UN Says Vessel Operators Not Using Proper Safety Precautions Off Somali Coast

During 2009, nearly $60 million in ransom was paid to Somali pirates as 47 vessels and approximately 300 crew members were captured.

Meanwhile, the United Nation’s Contact Group on Piracy off the Coast of Somalia has formally adopted a mode of cooperation between China and the Western naval coalition patrolling the Gulf of Aden

“This cooperation is open for any nation that patrols these waters in order to prevent piracy,” said Carl Salicath, chairman of the Contact Group and senior advisor at Norway’s Ministry of Foreign Affairs. Some countries escorted their own ships in convoys, as China had done before the agreement.

The U.N. Security Council has provided countries and navies authorization to enter Somali territorial waters, with advanced notice, and to use all necessary means to stop piracy and armed robbery at sea.
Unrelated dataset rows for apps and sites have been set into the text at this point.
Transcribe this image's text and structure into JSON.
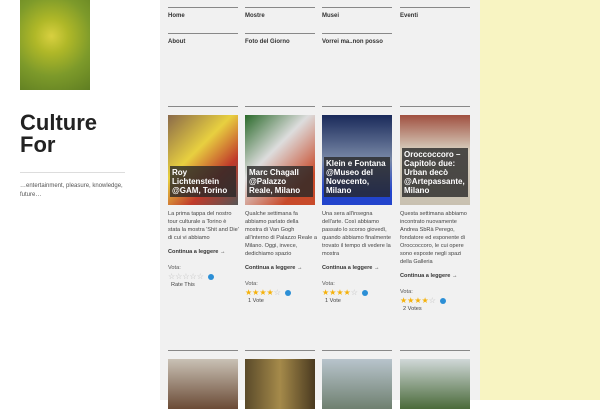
{
  "site": {
    "title": "Culture For",
    "tagline": "…entertainment, pleasure, knowledge, future…"
  },
  "nav": [
    "Home",
    "Mostre",
    "Musei",
    "Eventi",
    "About",
    "Foto del Giorno",
    "Vorrei ma..non posso"
  ],
  "posts": [
    {
      "title": "Roy Lichtenstein @GAM, Torino",
      "excerpt": "La prima tappa del nostro tour culturale a Torino è stata la mostra 'Shit and Die' di cui vi abbiamo",
      "more": "Continua a leggere →",
      "vote_label": "Vota:",
      "rating": 0,
      "votes": "Rate This"
    },
    {
      "title": "Marc Chagall @Palazzo Reale, Milano",
      "excerpt": "Qualche settimana fa abbiamo parlato della mostra di Van Gogh all'interno di Palazzo Reale a Milano. Oggi, invece, dedichiamo spazio",
      "more": "Continua a leggere →",
      "vote_label": "Vota:",
      "rating": 4,
      "votes": "1 Vote"
    },
    {
      "title": "Klein e Fontana @Museo del Novecento, Milano",
      "excerpt": "Una sera all'insegna dell'arte. Così abbiamo passato lo scorso giovedì, quando abbiamo finalmente trovato il tempo di vedere la mostra",
      "more": "Continua a leggere →",
      "vote_label": "Vota:",
      "rating": 4,
      "votes": "1 Vote"
    },
    {
      "title": "Oroccoccoro – Capitolo due: Urban decò @Artepassante, Milano",
      "excerpt": "Questa settimana abbiamo incontrato nuovamente Andrea SbRà Perego, fondatore ed esponente di Oroccoccoro, le cui opere sono esposte negli spazi della Galleria",
      "more": "Continua a leggere →",
      "vote_label": "Vota:",
      "rating": 4,
      "votes": "2 Votes"
    }
  ],
  "colors": {
    "main_bg": "#f1f1f1",
    "right_bg": "#f8f4c2",
    "star": "#f5b10a"
  }
}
The coalition patrolling the threatened areas included the European Union, the North Atlantic Treaty Organization (NATO) and the Combined Maritime Forces (CMF), involving ships from 23 nations.

The Contact Group states that ships that are pirated almost always do not comply with the best practices adopted by the group. Some of the self-protective measures include increased lookouts, zigzagging maneuvers, razor wire and using fire pumps. The International Maritime Bureau recently released a report stating that last year’s sea attacks rose 39 percent to 406 cases, the highest in six years. And, the Somali pirates accounted for 217 of the attacks and seized 47 ships.
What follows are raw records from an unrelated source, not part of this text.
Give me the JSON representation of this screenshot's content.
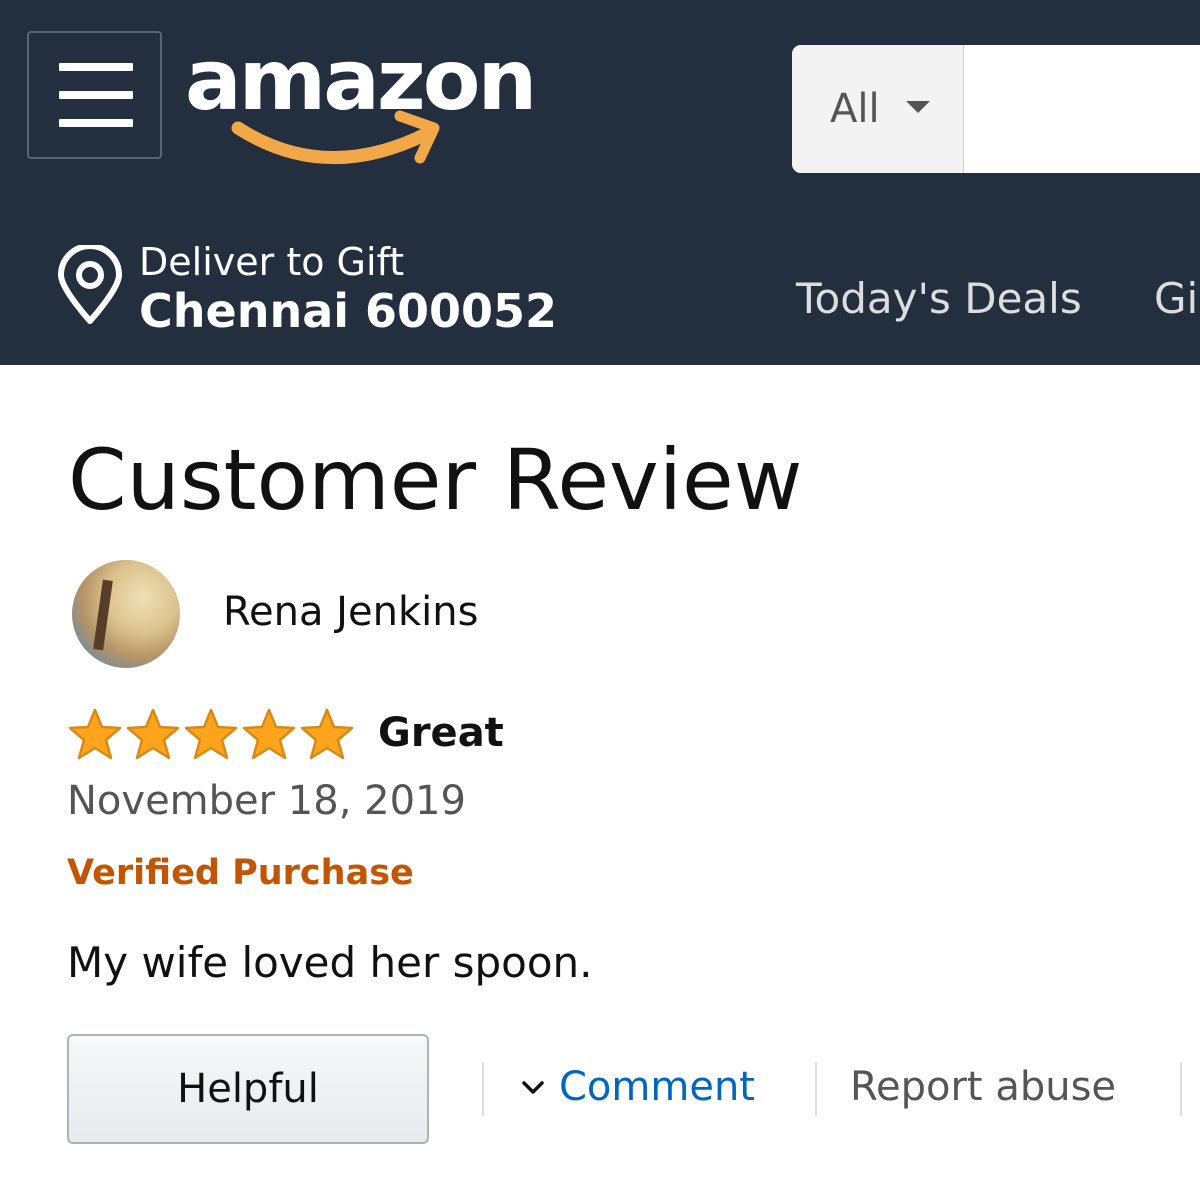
{
  "header": {
    "logo_text": "amazon",
    "search": {
      "category_label": "All"
    },
    "location": {
      "line1": "Deliver to Gift",
      "line2": "Chennai 600052"
    },
    "nav_links": [
      "Today's Deals",
      "Gi"
    ]
  },
  "page": {
    "title": "Customer Review"
  },
  "review": {
    "reviewer_name": "Rena Jenkins",
    "rating": 5,
    "rating_max": 5,
    "headline": "Great",
    "date": "November 18, 2019",
    "verified_label": "Verified Purchase",
    "body": "My wife loved her spoon."
  },
  "actions": {
    "helpful_label": "Helpful",
    "comment_label": "Comment",
    "report_label": "Report abuse"
  },
  "icons": {
    "menu": "hamburger-menu-icon",
    "logo_smile": "amazon-smile-arrow-icon",
    "dropdown": "caret-down-icon",
    "location": "location-pin-icon",
    "star": "star-icon",
    "comment_chevron": "chevron-down-icon"
  },
  "colors": {
    "header_bg": "#232f3e",
    "logo_orange": "#f3a847",
    "star_fill": "#ffa41c",
    "verified": "#c45500",
    "link": "#0066c0"
  }
}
The Contact Group, which was celebrating its one-year anniversary, was holding its fifth plenary meeting at U.N. Headquarters. Salicath said the Chinese cooperation has been the topic of discussion within the Group for a long time. He added the operational details have been worked out through the Shared Awareness and Deconfliction (SHADE) system facilitating multinational counter-piracy efforts. The venue of cooperation will be the Internationally Recommended Transit Corridor (IRTC) in the Gulf of Aden, which the International Maritime Organization (IMO) had endorsed in March 2009.

The Group also approved a Trust Fund (a multi-purpose fund) to help countries in the region fight piracy, with the main purpose being to build capacity in their criminal-justice systems in order prosecute suspects. Salicath said there have been no discussions about establishing an international court to try the pirate.

The group also discussed communications strategies and means of recovering ransom money from the pirates after they had released their captives. The group acknowledged that the long-term solution to piracy off the Somali coast lay in creating a stable and economically viable Somalia. MarEx